- [WHAT THE TASK ASKS]: This task calls for printing every entry exactly.

------------------------------------------------------------------------

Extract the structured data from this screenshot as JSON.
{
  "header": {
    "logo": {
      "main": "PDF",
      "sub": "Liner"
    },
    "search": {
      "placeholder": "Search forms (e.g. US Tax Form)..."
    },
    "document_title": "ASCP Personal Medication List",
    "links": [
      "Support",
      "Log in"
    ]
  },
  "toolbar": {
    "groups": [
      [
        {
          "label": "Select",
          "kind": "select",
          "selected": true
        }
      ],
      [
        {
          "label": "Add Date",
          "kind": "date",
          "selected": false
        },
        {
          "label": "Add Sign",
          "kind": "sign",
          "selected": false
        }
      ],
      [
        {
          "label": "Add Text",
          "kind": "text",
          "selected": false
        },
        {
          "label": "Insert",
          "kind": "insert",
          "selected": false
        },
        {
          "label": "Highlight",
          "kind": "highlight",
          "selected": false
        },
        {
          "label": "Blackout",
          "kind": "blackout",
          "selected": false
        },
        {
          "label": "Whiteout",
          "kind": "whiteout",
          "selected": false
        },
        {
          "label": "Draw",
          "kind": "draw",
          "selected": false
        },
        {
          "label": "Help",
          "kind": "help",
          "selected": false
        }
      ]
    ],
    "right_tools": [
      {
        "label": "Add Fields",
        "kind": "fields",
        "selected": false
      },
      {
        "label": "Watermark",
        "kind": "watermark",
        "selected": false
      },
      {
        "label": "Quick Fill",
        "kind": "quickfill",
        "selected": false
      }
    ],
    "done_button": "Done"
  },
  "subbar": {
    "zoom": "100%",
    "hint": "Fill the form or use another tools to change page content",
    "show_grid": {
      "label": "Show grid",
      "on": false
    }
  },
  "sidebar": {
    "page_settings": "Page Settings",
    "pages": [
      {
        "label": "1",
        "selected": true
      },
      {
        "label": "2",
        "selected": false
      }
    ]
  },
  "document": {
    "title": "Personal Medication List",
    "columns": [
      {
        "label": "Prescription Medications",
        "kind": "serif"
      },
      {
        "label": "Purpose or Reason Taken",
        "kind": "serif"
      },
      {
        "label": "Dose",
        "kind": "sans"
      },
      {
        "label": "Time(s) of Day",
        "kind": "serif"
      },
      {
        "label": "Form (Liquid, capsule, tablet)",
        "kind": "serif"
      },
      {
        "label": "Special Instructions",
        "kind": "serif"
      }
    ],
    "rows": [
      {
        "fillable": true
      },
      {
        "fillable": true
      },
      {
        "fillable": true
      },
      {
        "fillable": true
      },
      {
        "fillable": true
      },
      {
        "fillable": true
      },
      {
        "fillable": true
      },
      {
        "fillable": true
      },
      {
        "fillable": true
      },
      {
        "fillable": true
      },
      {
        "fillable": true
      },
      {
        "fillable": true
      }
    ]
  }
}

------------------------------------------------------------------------

- [REPLY TO THE TASK]:
Extract the structured data from this screenshot as JSON.
{
  "header": {
    "logo": {
      "main": "PDF",
      "sub": "Liner"
    },
    "search": {
      "placeholder": "Search forms (e.g. US Tax Form)..."
    },
    "document_title": "ASCP Personal Medication List",
    "links": [
      "Support",
      "Log in"
    ]
  },
  "toolbar": {
    "groups": [
      [
        {
          "label": "Select",
          "kind": "select",
          "selected": true
        }
      ],
      [
        {
          "label": "Add Date",
          "kind": "date",
          "selected": false
        },
        {
          "label": "Add Sign",
          "kind": "sign",
          "selected": false
        }
      ],
      [
        {
          "label": "Add Text",
          "kind": "text",
          "selected": false
        },
        {
          "label": "Insert",
          "kind": "insert",
          "selected": false
        },
        {
          "label": "Highlight",
          "kind": "highlight",
          "selected": false
        },
        {
          "label": "Blackout",
          "kind": "blackout",
          "selected": false
        },
        {
          "label": "Whiteout",
          "kind": "whiteout",
          "selected": false
        },
        {
          "label": "Draw",
          "kind": "draw",
          "selected": false
        },
        {
          "label": "Help",
          "kind": "help",
          "selected": false
        }
      ]
    ],
    "right_tools": [
      {
        "label": "Add Fields",
        "kind": "fields",
        "selected": false
      },
      {
        "label": "Watermark",
        "kind": "watermark",
        "selected": false
      },
      {
        "label": "Quick Fill",
        "kind": "quickfill",
        "selected": false
      }
    ],
    "done_button": "Done"
  },
  "subbar": {
    "zoom": "100%",
    "hint": "Fill the form or use another tools to change page content",
    "show_grid": {
      "label": "Show grid",
      "on": false
    }
  },
  "sidebar": {
    "page_settings": "Page Settings",
    "pages": [
      {
        "label": "1",
        "selected": true
      },
      {
        "label": "2",
        "selected": false
      }
    ]
  },
  "document": {
    "title": "Personal Medication List",
    "columns": [
      {
        "label": "Prescription Medications",
        "kind": "serif"
      },
      {
        "label": "Purpose or Reason Taken",
        "kind": "serif"
      },
      {
        "label": "Dose",
        "kind": "sans"
      },
      {
        "label": "Time(s) of Day",
        "kind": "serif"
      },
      {
        "label": "Form (Liquid, capsule, tablet)",
        "kind": "serif"
      },
      {
        "label": "Special Instructions",
        "kind": "serif"
      }
    ],
    "rows": [
      {
        "fillable": true
      },
      {
        "fillable": true
      },
      {
        "fillable": true
      },
      {
        "fillable": true
      },
      {
        "fillable": true
      },
      {
        "fillable": true
      },
      {
        "fillable": true
      },
      {
        "fillable": true
      },
      {
        "fillable": true
      },
      {
        "fillable": true
      },
      {
        "fillable": true
      },
      {
        "fillable": true
      }
    ]
  }
}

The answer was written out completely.